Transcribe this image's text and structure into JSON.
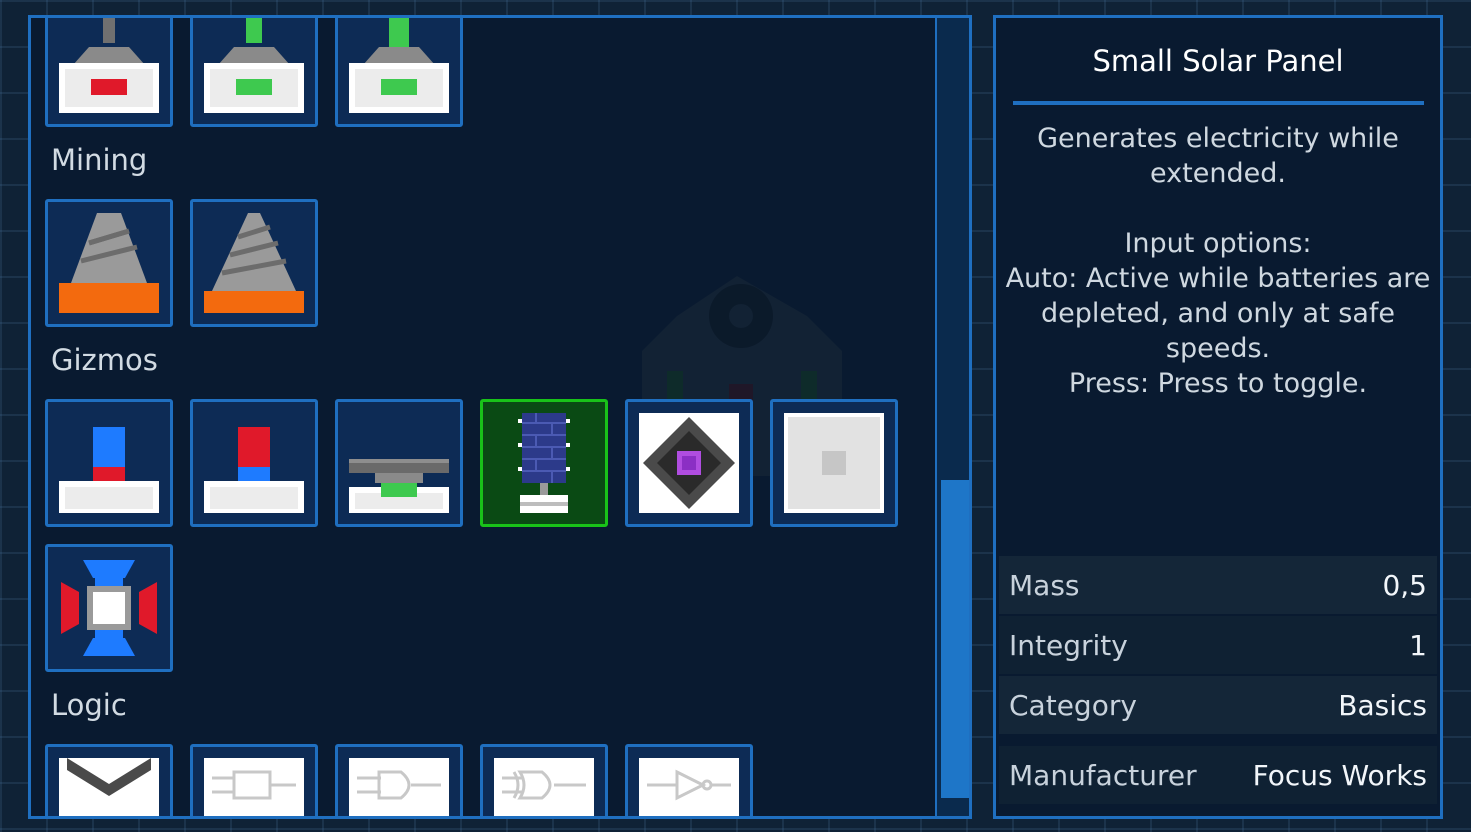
{
  "palette": {
    "sections": [
      {
        "label": "Mining"
      },
      {
        "label": "Gizmos"
      },
      {
        "label": "Logic"
      }
    ],
    "tiles": {
      "top_row": [
        "red-light-button-icon",
        "green-light-button-icon",
        "tall-green-light-button-icon"
      ],
      "mining": [
        "small-drill-icon",
        "large-drill-icon"
      ],
      "gizmos": [
        "blue-red-piston-icon",
        "red-blue-piston-icon",
        "pressure-plate-icon",
        "small-solar-panel-icon",
        "diamond-sensor-icon",
        "gray-block-icon",
        "thruster-cross-icon"
      ],
      "logic": [
        "v-gate-icon",
        "logic-gate-1-icon",
        "logic-gate-2-icon",
        "logic-gate-3-icon",
        "logic-gate-4-icon"
      ],
      "selected": "small-solar-panel-icon"
    }
  },
  "info": {
    "title": "Small Solar Panel",
    "description": "Generates electricity while\nextended.\n\nInput options:\nAuto: Active while batteries are\ndepleted, and only at safe\nspeeds.\nPress: Press to toggle.",
    "stats": [
      {
        "label": "Mass",
        "value": "0,5"
      },
      {
        "label": "Integrity",
        "value": "1"
      },
      {
        "label": "Category",
        "value": "Basics"
      },
      {
        "label": "Manufacturer",
        "value": "Focus Works"
      }
    ]
  },
  "colors": {
    "accent": "#1f6fc0",
    "selected": "#19c219",
    "panel_bg": "#091a30"
  }
}
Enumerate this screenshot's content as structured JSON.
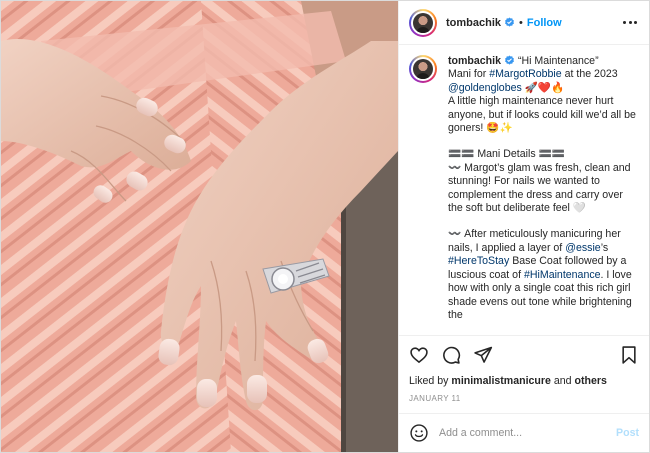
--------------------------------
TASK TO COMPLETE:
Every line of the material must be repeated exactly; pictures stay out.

RESULT OF THE TASK:
Transcribe this image's text and structure into JSON.
{
  "palette": {
    "sections": [
      {
        "label": "Mining"
      },
      {
        "label": "Gizmos"
      },
      {
        "label": "Logic"
      }
    ],
    "tiles": {
      "top_row": [
        "red-light-button-icon",
        "green-light-button-icon",
        "tall-green-light-button-icon"
      ],
      "mining": [
        "small-drill-icon",
        "large-drill-icon"
      ],
      "gizmos": [
        "blue-red-piston-icon",
        "red-blue-piston-icon",
        "pressure-plate-icon",
        "small-solar-panel-icon",
        "diamond-sensor-icon",
        "gray-block-icon",
        "thruster-cross-icon"
      ],
      "logic": [
        "v-gate-icon",
        "logic-gate-1-icon",
        "logic-gate-2-icon",
        "logic-gate-3-icon",
        "logic-gate-4-icon"
      ],
      "selected": "small-solar-panel-icon"
    }
  },
  "info": {
    "title": "Small Solar Panel",
    "description": "Generates electricity while\nextended.\n\nInput options:\nAuto: Active while batteries are\ndepleted, and only at safe\nspeeds.\nPress: Press to toggle.",
    "stats": [
      {
        "label": "Mass",
        "value": "0,5"
      },
      {
        "label": "Integrity",
        "value": "1"
      },
      {
        "label": "Category",
        "value": "Basics"
      },
      {
        "label": "Manufacturer",
        "value": "Focus Works"
      }
    ]
  },
  "colors": {
    "accent": "#1f6fc0",
    "selected": "#19c219",
    "panel_bg": "#091a30"
  }
}
Enumerate this screenshot's content as structured JSON.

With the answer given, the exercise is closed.